*INFORMATION SUPPLIED*:

-------------------------

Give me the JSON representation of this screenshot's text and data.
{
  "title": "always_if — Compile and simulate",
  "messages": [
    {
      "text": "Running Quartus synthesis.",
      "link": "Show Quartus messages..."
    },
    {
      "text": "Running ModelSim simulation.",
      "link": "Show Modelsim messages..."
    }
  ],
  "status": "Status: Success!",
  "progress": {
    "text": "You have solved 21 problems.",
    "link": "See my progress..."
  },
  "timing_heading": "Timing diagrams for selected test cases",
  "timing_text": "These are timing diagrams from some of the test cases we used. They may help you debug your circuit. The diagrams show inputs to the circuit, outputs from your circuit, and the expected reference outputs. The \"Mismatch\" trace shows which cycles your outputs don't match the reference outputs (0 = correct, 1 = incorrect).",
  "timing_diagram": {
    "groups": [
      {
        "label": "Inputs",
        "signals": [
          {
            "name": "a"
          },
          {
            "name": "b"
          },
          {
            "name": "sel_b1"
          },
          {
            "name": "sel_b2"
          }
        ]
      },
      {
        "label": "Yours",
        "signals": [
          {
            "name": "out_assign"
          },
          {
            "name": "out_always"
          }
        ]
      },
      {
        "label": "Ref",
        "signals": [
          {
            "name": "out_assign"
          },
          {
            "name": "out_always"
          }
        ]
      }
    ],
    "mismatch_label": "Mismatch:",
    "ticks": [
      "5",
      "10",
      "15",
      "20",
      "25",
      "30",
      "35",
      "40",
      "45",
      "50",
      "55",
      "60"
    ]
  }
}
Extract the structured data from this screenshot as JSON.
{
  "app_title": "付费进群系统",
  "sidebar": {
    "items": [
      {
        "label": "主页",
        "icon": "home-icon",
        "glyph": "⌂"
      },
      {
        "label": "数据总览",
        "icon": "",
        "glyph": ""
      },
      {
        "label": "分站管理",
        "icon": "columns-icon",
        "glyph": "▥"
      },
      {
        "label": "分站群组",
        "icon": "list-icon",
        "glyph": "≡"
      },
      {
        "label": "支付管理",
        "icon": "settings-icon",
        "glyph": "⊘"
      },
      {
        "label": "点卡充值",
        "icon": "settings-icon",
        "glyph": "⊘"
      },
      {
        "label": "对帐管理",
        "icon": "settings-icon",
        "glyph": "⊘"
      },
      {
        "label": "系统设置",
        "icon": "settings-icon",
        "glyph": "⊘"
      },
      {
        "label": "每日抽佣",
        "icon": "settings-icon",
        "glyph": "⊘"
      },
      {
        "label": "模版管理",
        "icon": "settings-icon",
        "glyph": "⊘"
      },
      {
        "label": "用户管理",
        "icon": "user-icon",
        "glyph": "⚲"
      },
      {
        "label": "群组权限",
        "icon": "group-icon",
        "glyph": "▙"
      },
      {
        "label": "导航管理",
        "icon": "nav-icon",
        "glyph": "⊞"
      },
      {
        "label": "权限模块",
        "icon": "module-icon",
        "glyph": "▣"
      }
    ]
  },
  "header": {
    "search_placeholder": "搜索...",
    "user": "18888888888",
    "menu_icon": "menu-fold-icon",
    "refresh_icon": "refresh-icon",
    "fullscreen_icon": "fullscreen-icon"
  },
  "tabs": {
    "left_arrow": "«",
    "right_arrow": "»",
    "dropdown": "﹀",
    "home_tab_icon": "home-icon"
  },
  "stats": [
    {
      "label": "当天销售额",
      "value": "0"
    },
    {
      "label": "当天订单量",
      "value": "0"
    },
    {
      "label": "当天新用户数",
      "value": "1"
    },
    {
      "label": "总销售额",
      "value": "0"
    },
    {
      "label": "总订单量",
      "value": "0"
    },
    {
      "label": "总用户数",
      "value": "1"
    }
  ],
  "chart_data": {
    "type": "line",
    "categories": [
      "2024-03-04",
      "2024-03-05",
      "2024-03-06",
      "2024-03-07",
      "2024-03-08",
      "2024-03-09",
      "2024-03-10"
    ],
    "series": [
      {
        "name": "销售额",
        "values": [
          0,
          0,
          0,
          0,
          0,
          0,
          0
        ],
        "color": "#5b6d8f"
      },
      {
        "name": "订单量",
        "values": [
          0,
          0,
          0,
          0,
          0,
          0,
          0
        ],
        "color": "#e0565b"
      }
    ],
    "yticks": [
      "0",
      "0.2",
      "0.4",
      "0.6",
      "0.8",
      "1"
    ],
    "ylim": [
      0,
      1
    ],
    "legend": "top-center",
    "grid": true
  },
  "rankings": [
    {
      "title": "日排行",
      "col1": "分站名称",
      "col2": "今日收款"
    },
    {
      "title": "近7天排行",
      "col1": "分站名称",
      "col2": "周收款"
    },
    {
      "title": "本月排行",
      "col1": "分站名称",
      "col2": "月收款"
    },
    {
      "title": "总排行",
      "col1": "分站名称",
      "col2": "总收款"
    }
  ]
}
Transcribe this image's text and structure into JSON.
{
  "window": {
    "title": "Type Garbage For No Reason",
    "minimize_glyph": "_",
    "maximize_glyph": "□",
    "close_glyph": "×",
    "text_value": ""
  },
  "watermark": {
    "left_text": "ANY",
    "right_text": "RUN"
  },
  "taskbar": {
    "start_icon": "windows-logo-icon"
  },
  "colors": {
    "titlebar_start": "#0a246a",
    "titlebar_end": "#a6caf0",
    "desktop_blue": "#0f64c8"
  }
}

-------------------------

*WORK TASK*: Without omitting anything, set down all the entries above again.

*WRITTEN SOLUTION*:
Give me the JSON representation of this screenshot's text and data.
{
  "title": "always_if — Compile and simulate",
  "messages": [
    {
      "text": "Running Quartus synthesis.",
      "link": "Show Quartus messages..."
    },
    {
      "text": "Running ModelSim simulation.",
      "link": "Show Modelsim messages..."
    }
  ],
  "status": "Status: Success!",
  "progress": {
    "text": "You have solved 21 problems.",
    "link": "See my progress..."
  },
  "timing_heading": "Timing diagrams for selected test cases",
  "timing_text": "These are timing diagrams from some of the test cases we used. They may help you debug your circuit. The diagrams show inputs to the circuit, outputs from your circuit, and the expected reference outputs. The \"Mismatch\" trace shows which cycles your outputs don't match the reference outputs (0 = correct, 1 = incorrect).",
  "timing_diagram": {
    "groups": [
      {
        "label": "Inputs",
        "signals": [
          {
            "name": "a"
          },
          {
            "name": "b"
          },
          {
            "name": "sel_b1"
          },
          {
            "name": "sel_b2"
          }
        ]
      },
      {
        "label": "Yours",
        "signals": [
          {
            "name": "out_assign"
          },
          {
            "name": "out_always"
          }
        ]
      },
      {
        "label": "Ref",
        "signals": [
          {
            "name": "out_assign"
          },
          {
            "name": "out_always"
          }
        ]
      }
    ],
    "mismatch_label": "Mismatch:",
    "ticks": [
      "5",
      "10",
      "15",
      "20",
      "25",
      "30",
      "35",
      "40",
      "45",
      "50",
      "55",
      "60"
    ]
  }
}
Extract the structured data from this screenshot as JSON.
{
  "app_title": "付费进群系统",
  "sidebar": {
    "items": [
      {
        "label": "主页",
        "icon": "home-icon",
        "glyph": "⌂"
      },
      {
        "label": "数据总览",
        "icon": "",
        "glyph": ""
      },
      {
        "label": "分站管理",
        "icon": "columns-icon",
        "glyph": "▥"
      },
      {
        "label": "分站群组",
        "icon": "list-icon",
        "glyph": "≡"
      },
      {
        "label": "支付管理",
        "icon": "settings-icon",
        "glyph": "⊘"
      },
      {
        "label": "点卡充值",
        "icon": "settings-icon",
        "glyph": "⊘"
      },
      {
        "label": "对帐管理",
        "icon": "settings-icon",
        "glyph": "⊘"
      },
      {
        "label": "系统设置",
        "icon": "settings-icon",
        "glyph": "⊘"
      },
      {
        "label": "每日抽佣",
        "icon": "settings-icon",
        "glyph": "⊘"
      },
      {
        "label": "模版管理",
        "icon": "settings-icon",
        "glyph": "⊘"
      },
      {
        "label": "用户管理",
        "icon": "user-icon",
        "glyph": "⚲"
      },
      {
        "label": "群组权限",
        "icon": "group-icon",
        "glyph": "▙"
      },
      {
        "label": "导航管理",
        "icon": "nav-icon",
        "glyph": "⊞"
      },
      {
        "label": "权限模块",
        "icon": "module-icon",
        "glyph": "▣"
      }
    ]
  },
  "header": {
    "search_placeholder": "搜索...",
    "user": "18888888888",
    "menu_icon": "menu-fold-icon",
    "refresh_icon": "refresh-icon",
    "fullscreen_icon": "fullscreen-icon"
  },
  "tabs": {
    "left_arrow": "«",
    "right_arrow": "»",
    "dropdown": "﹀",
    "home_tab_icon": "home-icon"
  },
  "stats": [
    {
      "label": "当天销售额",
      "value": "0"
    },
    {
      "label": "当天订单量",
      "value": "0"
    },
    {
      "label": "当天新用户数",
      "value": "1"
    },
    {
      "label": "总销售额",
      "value": "0"
    },
    {
      "label": "总订单量",
      "value": "0"
    },
    {
      "label": "总用户数",
      "value": "1"
    }
  ],
  "chart_data": {
    "type": "line",
    "categories": [
      "2024-03-04",
      "2024-03-05",
      "2024-03-06",
      "2024-03-07",
      "2024-03-08",
      "2024-03-09",
      "2024-03-10"
    ],
    "series": [
      {
        "name": "销售额",
        "values": [
          0,
          0,
          0,
          0,
          0,
          0,
          0
        ],
        "color": "#5b6d8f"
      },
      {
        "name": "订单量",
        "values": [
          0,
          0,
          0,
          0,
          0,
          0,
          0
        ],
        "color": "#e0565b"
      }
    ],
    "yticks": [
      "0",
      "0.2",
      "0.4",
      "0.6",
      "0.8",
      "1"
    ],
    "ylim": [
      0,
      1
    ],
    "legend": "top-center",
    "grid": true
  },
  "rankings": [
    {
      "title": "日排行",
      "col1": "分站名称",
      "col2": "今日收款"
    },
    {
      "title": "近7天排行",
      "col1": "分站名称",
      "col2": "周收款"
    },
    {
      "title": "本月排行",
      "col1": "分站名称",
      "col2": "月收款"
    },
    {
      "title": "总排行",
      "col1": "分站名称",
      "col2": "总收款"
    }
  ]
}
Transcribe this image's text and structure into JSON.
{
  "window": {
    "title": "Type Garbage For No Reason",
    "minimize_glyph": "_",
    "maximize_glyph": "□",
    "close_glyph": "×",
    "text_value": ""
  },
  "watermark": {
    "left_text": "ANY",
    "right_text": "RUN"
  },
  "taskbar": {
    "start_icon": "windows-logo-icon"
  },
  "colors": {
    "titlebar_start": "#0a246a",
    "titlebar_end": "#a6caf0",
    "desktop_blue": "#0f64c8"
  }
}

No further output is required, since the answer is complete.